Written by Thor Olavsrud
Fishbowl, provider of a highly popular inventory add-on for QuickBooks, will tomorrow unveil Fishbowl Inventory 2012—small business software that can help manage a business’s inventory and processes and grow with it through every stage, from startup to enterprise.
“It allows small businesses to grow and stay with Fishbowl,” said David Williams Fishbowl’s CEO. “You’ll never outgrow us.”
Fishbowl President Mary Scott added, “We put the control back in the hands of the business leaders and not the IT department.”
Fishbowl, an Orem, Utah-based company, is celebrating its 10th anniversary this year, and for six years running it has been the top-selling add-on for QuickBooks. In fact, Williams said that Fishbowl’s leading challenge right now is hiring enough trainers to keep up with demand.
“We’re hiring about five trainers every month,” he said.

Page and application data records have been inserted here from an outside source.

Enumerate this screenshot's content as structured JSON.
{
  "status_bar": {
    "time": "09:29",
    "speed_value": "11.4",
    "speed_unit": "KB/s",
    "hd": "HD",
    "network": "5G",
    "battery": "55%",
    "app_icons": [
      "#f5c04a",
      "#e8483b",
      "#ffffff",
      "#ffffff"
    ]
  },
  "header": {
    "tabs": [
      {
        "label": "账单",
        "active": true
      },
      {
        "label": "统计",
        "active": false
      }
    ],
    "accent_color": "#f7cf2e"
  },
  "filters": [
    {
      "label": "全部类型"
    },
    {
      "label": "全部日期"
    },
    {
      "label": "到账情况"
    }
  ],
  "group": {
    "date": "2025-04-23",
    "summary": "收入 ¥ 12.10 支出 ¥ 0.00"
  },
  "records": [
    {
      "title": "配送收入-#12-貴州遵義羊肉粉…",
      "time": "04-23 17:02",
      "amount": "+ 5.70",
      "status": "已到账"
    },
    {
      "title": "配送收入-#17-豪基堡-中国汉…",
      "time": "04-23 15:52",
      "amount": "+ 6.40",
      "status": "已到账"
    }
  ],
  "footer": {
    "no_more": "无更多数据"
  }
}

Designed with wholesale distributors and manufacturers in mind, Fishbowl adds a whole new dimension to the QuickBooks small business financial software. The small business software is a seamless and integrated inventory add-on that can track items by serial number, barcode, lot number, department, bin number and expiration date. It can also subdivide offices or warehouses, track items across multiple locations, monitor and report on item levels and create reports based on custom needs.
According to Williams, some Fortune 500 companies even use it as a standalone asset tracking solution because of these capabilities.
“For almost every size and type of business, effective inventory management is essential to company agility, responsiveness and sustainable success,” said Michael Dortch, principal analyst at DortchOnIT.com and Constellation Research. “Solutions such as the latest offerings from Fishbowl can provide those companies with both immediate benefits and firm foundations upon which to craft solid planning and management strategies for all business-critical resources.”
Fishbowl Inventory 2012 adds a new point-of-sale integration with SalesPoint, offering small businesses with a backend warehouse and a retail storefront the opportunity to streamline operations.
The new edition of the small business software also increases software stability, reduces bugs and updates the interface to make it easier to use. But Fishbowl has resisted the urge to simply shovel in new features.
“Less is more,” Scott said, explaining that new features are wonderful if they help businesses more efficiently achieve their core mission, but miss the point if they make the product more complex and difficult to manage without adding corresponding value.
“Our easy-to-implement and simple-to-use software is a breath of fresh air in a world that is increasingly complex and over-engineered,” Williams added. “Fishbowl provides small businesses with a transparent view of their product inventory by giving them more control, making them more efficient, saving them time and money, and ultimately helping them become fiscally strong and able to make sound decisions.”Adding CRM Capabilities
That’s not to say there won’t be more additions to Fishbowl. In fact, later this year the company will debut a new customer relationship management (CRM) system for use with Fishbowl Inventory and built on its new cloud platform, Fishbowl Pipeline (still in beta).
According to Kendrick Hair, one of Fishbowl’s product managers, almost 50 percent of all customer feature requests involve CRM.
“It’s one of the few features that both prospective and existing customers always hit on,” he said.
Williams added that the CRM add-on will give Fishbowl Inventory the same features and functionality that enterprise resource planning (ERP) solutions intended for large enterprises offer, while maintaining ease of use so even companies with limited or no small business IT staff can use it.
Combined with Fishbowl’s already robust inventory capabilities, the CRM add-on means that small businesses growing into something larger should feel comfortable sticking with Fishbowl, according to Williams.
“A lot of companies have grown with us,” Hair said. “Our services and products have changed with them.”
Hair referred to a Texas-based nut company with four employees. When he arrived at the company to help it install Fishbowl, he found that inventory records were being kept on a roll of paper towels. Within six months, he said, the company had expanded to 12 employees. A year and a half later, he helped the company add a fifth warehouse to its operations.
Fishbowl was able to stay with them and remain relevant through every stage, he said.Thor Olavsrud is a contributor to SmallBusinessComputing.com and a former senior editor at InternetNews.com. He covers operating systems, standards and security, among other technologies.